Somewhere in Time (1980) may be a story of regression, past lives, and self-hypnotic time travel (somewhat unbelievably of course). While weaving together a believable story, though, I was eventually struck by the enduring love of Christopher Reeve (left), as a playwright, and Jane Seymour (as a theatre actor) who at a place in time or timelessness are still there for one another, rather reflective of the ideal love relationship, of faithfulness and devotion, which from a Christian perspective, can happen within marriage. However, from a Christian perspective again, there are a few, just a few, profanities. Still, I was deeply moved by this ideal love story.
Is there a Jesus style? No. Just look at how he died on the bloody cross. Jesus: crucified, dead, buried, then resurrected is not a style.
He held the card and read it,
“Not her again” and threw it in the neighbour’s garden patch.
She was Deborah.
Who loved him,
And sent him a Christmas card, hoping to be his girl.
They were young.
He was fine, she was lovely,
Yet his silence. Yes, his silence was ripping her apart.
And the hurt went deep down inside.
She had a choice, in how she would reply,
To react or respond.
The way she goes could shape her entire life.
Wondering how she would be later on.
And if the same thoughts would still be there.
And if she would be free?
But Deborah stopped by the pavement
And her eyes brightened up.
Singers were there.
A bit of beauty.
The crisp, fresh, silent night spoke to her senses,

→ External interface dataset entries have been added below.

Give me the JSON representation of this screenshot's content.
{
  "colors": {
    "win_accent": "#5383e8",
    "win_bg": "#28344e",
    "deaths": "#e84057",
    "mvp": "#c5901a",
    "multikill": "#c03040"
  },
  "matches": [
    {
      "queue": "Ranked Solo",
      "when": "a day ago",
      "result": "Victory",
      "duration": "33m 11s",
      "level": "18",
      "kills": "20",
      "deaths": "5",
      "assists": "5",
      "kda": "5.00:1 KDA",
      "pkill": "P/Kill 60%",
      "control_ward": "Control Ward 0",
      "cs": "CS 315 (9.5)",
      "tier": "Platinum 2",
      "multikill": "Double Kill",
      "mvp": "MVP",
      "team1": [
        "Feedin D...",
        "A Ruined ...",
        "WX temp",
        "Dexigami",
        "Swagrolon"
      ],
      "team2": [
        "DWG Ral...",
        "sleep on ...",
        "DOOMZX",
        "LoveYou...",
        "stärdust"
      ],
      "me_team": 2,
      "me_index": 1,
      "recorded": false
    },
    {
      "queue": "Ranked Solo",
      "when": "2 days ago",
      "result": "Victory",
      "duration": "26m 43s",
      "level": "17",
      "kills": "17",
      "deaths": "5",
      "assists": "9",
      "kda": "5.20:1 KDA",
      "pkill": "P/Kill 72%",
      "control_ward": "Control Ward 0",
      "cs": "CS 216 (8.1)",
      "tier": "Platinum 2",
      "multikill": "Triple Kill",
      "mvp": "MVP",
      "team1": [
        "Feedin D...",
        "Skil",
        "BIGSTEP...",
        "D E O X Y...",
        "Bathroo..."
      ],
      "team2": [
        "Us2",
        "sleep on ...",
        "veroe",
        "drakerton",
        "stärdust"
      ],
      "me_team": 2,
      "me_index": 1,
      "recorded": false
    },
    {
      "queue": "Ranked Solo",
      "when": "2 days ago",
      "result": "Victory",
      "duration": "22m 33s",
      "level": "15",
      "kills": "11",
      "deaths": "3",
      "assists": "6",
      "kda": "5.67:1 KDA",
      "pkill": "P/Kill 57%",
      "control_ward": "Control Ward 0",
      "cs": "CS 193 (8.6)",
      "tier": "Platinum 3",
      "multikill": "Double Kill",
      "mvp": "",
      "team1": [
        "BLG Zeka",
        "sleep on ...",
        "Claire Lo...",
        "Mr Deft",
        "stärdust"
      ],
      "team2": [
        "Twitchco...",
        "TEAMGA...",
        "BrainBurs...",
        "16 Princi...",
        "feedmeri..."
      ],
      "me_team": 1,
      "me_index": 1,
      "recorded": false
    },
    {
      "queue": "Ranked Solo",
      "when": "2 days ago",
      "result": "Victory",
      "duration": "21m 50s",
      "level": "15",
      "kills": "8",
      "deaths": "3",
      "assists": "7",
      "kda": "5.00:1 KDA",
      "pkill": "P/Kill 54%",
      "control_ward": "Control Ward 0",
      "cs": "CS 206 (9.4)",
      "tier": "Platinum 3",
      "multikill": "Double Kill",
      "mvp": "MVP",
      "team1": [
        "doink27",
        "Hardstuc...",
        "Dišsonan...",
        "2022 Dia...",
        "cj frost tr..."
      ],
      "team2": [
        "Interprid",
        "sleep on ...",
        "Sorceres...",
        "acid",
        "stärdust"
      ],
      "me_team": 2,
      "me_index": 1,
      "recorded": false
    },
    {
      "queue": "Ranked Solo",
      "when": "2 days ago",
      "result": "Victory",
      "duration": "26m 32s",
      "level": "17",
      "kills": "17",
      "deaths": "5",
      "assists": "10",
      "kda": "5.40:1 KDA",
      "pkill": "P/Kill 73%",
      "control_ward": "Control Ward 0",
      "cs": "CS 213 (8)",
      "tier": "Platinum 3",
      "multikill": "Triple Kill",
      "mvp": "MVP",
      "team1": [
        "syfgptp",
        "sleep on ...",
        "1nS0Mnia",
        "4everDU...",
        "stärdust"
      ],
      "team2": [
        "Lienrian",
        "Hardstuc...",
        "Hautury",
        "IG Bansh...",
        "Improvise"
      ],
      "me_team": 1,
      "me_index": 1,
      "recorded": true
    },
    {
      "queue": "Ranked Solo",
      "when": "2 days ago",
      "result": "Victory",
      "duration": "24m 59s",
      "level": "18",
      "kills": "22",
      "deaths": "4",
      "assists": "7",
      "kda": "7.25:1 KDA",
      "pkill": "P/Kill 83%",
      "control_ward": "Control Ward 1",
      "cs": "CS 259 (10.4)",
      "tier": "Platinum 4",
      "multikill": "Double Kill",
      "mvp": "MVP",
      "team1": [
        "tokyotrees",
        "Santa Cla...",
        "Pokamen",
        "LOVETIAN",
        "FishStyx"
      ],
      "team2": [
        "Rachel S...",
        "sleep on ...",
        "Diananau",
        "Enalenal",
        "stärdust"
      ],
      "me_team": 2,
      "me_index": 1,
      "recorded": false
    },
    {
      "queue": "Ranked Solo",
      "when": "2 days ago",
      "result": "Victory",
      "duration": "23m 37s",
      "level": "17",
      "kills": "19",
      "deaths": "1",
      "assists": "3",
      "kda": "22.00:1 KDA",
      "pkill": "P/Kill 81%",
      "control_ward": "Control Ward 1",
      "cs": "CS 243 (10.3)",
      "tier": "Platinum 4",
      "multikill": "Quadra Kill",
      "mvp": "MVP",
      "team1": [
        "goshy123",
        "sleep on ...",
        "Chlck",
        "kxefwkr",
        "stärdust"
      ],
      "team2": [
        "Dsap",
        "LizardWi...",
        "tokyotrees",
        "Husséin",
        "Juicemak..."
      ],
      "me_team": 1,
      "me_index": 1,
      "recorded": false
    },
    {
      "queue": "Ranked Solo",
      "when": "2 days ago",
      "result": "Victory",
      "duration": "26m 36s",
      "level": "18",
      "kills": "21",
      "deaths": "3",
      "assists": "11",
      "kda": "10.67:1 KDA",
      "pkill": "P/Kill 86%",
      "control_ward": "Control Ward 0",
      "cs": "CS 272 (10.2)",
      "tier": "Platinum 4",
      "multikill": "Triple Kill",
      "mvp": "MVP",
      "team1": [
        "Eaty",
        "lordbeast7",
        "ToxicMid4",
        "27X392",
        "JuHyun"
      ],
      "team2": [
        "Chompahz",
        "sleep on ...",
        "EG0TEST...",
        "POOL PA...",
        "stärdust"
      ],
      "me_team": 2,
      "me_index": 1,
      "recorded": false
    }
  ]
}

The song on their lips filled her soul,
The people who listened with an ear for hope.
This she knew, would stay, with her, inside her heart.
And the rhymes and rhythms of the night would remind her:
Life goes on.
She clung tightly to the thought that everything is all right.
How can they offer the world hope if their houses are filled with lonely people?
I lift my heart to skies and give it to God and see what was meant to be.
Caring to see rightly, tenderness holding tightly.
But just another club sandwich at the café.
The walk of life grinds on stuff, somehow, it affirms the very life in me.
“I find it hard to adjust to you,” he said.
“But I want to be this way,” she said.
“I don’t want to change,” he replied. She said, “But I only like you a certain way.”
He said, “Perhaps I should turn that side on and turn off the other stuff you don’t like.”
“Would that be too hard, dear? Do it for me and you’ll become a better man for it.”
“But I’ve been doing that for years,” he said.
“Don’t think I didn’t notice, but recently I’ve noticed a…”
He was thinking, I better not tell her about all the other stuff that was going on in my bachelor days. He yearned for the comforts of his long lost remote control where he felt accepted where life would go back to normal and this little conversation a relic of a bad moment.
But they accepted one another, essentially.